Stored items from a collection |
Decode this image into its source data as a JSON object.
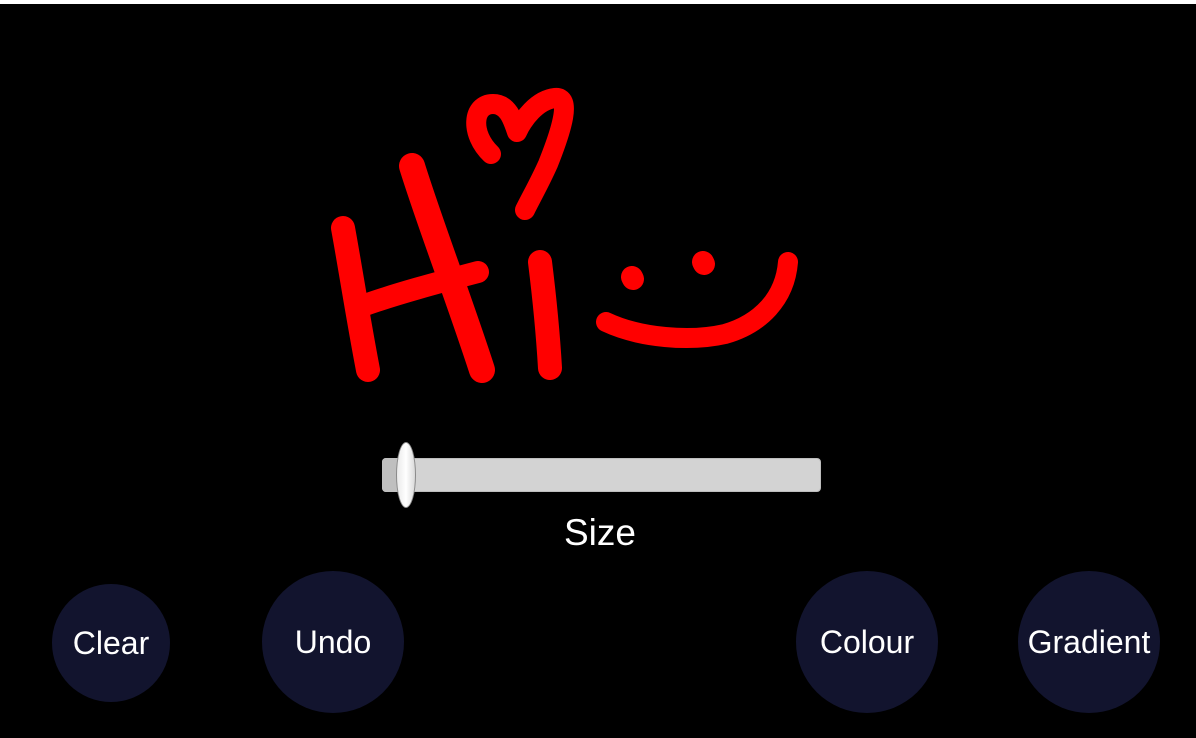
{
  "canvas": {
    "stroke_color": "#ff0000",
    "background_color": "#000000"
  },
  "size_slider": {
    "label": "Size",
    "value_fraction": 0.03
  },
  "buttons": {
    "clear": "Clear",
    "undo": "Undo",
    "colour": "Colour",
    "gradient": "Gradient",
    "button_color": "#12142e"
  }
}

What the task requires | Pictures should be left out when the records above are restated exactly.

Answer area |
Decode this image into its source data as a JSON object.
{
  "canvas": {
    "stroke_color": "#ff0000",
    "background_color": "#000000"
  },
  "size_slider": {
    "label": "Size",
    "value_fraction": 0.03
  },
  "buttons": {
    "clear": "Clear",
    "undo": "Undo",
    "colour": "Colour",
    "gradient": "Gradient",
    "button_color": "#12142e"
  }
}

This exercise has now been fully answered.